### Directions
Look for "livre" in each line of the entries, and return the matching lines.

Items listed in a dataset:
####
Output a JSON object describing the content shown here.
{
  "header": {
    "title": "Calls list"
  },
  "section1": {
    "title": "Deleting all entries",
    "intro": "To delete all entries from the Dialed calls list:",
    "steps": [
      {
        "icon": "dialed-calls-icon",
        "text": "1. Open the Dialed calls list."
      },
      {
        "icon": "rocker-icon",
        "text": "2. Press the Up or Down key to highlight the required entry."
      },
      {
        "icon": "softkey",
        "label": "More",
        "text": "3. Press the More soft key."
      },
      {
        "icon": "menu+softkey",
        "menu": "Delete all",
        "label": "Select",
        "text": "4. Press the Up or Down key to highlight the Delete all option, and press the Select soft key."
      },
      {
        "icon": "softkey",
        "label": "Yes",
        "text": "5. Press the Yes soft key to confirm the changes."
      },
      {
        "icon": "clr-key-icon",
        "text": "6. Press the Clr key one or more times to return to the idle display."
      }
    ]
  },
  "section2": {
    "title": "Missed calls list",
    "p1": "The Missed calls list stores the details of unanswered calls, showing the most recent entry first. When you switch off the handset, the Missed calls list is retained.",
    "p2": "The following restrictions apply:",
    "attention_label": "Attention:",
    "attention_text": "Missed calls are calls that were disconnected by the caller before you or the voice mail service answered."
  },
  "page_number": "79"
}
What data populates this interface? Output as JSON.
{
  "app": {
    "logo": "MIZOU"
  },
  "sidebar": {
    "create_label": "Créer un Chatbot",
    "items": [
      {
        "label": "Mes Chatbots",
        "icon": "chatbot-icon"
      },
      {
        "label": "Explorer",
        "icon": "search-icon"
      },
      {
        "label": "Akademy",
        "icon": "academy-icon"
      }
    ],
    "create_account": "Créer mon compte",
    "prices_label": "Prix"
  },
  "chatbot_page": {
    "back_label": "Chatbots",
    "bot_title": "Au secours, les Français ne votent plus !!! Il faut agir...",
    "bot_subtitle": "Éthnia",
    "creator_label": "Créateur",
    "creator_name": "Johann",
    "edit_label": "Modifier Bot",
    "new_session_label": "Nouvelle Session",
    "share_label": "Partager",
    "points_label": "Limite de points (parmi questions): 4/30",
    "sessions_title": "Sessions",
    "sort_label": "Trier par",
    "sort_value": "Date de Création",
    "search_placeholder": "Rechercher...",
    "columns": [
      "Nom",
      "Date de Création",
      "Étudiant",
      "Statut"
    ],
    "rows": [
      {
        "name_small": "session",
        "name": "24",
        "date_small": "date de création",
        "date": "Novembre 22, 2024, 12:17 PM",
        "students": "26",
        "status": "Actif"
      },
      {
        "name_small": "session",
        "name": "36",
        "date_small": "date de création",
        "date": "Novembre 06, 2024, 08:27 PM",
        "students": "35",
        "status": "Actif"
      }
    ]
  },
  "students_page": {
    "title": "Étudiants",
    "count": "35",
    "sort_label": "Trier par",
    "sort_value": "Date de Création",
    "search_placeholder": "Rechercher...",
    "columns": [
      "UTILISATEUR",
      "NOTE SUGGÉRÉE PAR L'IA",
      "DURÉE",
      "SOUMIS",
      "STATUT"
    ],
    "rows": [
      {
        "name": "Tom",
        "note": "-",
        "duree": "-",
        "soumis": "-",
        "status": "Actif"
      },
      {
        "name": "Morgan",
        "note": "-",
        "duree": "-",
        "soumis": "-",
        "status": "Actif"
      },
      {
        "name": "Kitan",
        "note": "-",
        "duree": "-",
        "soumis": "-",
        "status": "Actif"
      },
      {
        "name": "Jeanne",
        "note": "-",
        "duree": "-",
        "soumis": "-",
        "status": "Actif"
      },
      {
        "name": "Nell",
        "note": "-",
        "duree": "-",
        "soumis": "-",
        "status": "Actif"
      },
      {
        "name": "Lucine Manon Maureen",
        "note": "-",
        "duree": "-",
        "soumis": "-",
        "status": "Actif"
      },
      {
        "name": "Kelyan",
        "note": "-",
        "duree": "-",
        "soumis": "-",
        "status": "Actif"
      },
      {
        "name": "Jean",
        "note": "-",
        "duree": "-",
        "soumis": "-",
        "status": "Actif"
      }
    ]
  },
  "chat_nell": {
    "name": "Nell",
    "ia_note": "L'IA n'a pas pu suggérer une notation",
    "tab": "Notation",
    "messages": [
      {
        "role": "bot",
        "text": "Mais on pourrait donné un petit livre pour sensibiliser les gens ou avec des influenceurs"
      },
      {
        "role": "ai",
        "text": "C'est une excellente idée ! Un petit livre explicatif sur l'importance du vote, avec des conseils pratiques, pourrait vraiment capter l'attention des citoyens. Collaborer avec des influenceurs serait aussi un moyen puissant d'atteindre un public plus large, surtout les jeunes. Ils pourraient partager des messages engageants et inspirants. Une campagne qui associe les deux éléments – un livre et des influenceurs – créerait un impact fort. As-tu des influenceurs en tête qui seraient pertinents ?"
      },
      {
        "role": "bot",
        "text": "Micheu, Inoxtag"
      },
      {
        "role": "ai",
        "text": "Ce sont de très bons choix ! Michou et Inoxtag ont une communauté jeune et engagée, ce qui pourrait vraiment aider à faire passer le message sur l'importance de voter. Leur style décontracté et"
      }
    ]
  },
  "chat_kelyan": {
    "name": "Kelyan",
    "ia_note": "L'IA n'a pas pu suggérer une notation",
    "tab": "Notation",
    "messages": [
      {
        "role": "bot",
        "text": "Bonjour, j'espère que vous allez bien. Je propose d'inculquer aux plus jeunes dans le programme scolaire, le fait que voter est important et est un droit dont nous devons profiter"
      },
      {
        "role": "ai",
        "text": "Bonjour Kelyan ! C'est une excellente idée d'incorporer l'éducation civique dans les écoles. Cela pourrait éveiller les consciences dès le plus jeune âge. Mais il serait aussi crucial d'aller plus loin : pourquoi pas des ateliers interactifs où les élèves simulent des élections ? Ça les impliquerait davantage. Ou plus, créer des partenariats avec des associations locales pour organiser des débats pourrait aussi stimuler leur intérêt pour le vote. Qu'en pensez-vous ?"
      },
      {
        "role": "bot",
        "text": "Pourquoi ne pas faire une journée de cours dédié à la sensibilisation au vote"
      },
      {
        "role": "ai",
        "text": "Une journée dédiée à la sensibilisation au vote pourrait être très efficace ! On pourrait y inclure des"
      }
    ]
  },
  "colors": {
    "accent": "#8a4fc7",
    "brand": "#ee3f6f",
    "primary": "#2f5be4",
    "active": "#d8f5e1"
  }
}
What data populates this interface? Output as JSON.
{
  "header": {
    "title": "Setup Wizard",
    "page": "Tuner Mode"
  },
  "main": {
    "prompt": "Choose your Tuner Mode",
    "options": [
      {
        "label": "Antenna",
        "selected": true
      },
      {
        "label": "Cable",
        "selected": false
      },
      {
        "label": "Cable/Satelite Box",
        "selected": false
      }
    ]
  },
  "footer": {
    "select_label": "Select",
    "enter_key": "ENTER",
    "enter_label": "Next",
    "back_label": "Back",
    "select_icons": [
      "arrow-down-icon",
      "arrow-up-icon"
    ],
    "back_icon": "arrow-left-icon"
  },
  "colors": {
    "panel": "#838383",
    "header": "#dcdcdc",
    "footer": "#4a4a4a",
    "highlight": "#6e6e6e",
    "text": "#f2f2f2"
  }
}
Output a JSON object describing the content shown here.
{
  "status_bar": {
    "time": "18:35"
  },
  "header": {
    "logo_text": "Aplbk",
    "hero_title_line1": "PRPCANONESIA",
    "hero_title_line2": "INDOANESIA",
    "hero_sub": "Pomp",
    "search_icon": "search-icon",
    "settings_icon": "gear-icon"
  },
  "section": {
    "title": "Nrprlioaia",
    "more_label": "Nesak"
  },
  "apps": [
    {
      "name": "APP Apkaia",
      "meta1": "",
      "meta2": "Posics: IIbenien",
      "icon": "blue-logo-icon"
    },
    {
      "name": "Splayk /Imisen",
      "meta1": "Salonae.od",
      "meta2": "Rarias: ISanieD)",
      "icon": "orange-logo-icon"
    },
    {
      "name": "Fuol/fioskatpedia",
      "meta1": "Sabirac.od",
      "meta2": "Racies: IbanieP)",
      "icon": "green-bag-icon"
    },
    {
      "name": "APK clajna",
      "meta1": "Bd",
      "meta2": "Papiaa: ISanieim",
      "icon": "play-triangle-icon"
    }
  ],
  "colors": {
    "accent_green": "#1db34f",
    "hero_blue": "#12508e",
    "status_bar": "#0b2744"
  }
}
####
### Solution for this task
        "text": "Mais on pourrait donné un petit livre pour sensibiliser les gens ou avec des influenceurs"
        "text": "C'est une excellente idée ! Un petit livre explicatif sur l'importance du vote, avec des conseils pratiques, pourrait vraiment capter l'attention des citoyens. Collaborer avec des influenceurs serait aussi un moyen puissant d'atteindre un public plus large, surtout les jeunes. Ils pourraient partager des messages engageants et inspirants. Une campagne qui associe les deux éléments – un livre et des influenceurs – créerait un impact fort. As-tu des influenceurs en tête qui seraient pertinents ?"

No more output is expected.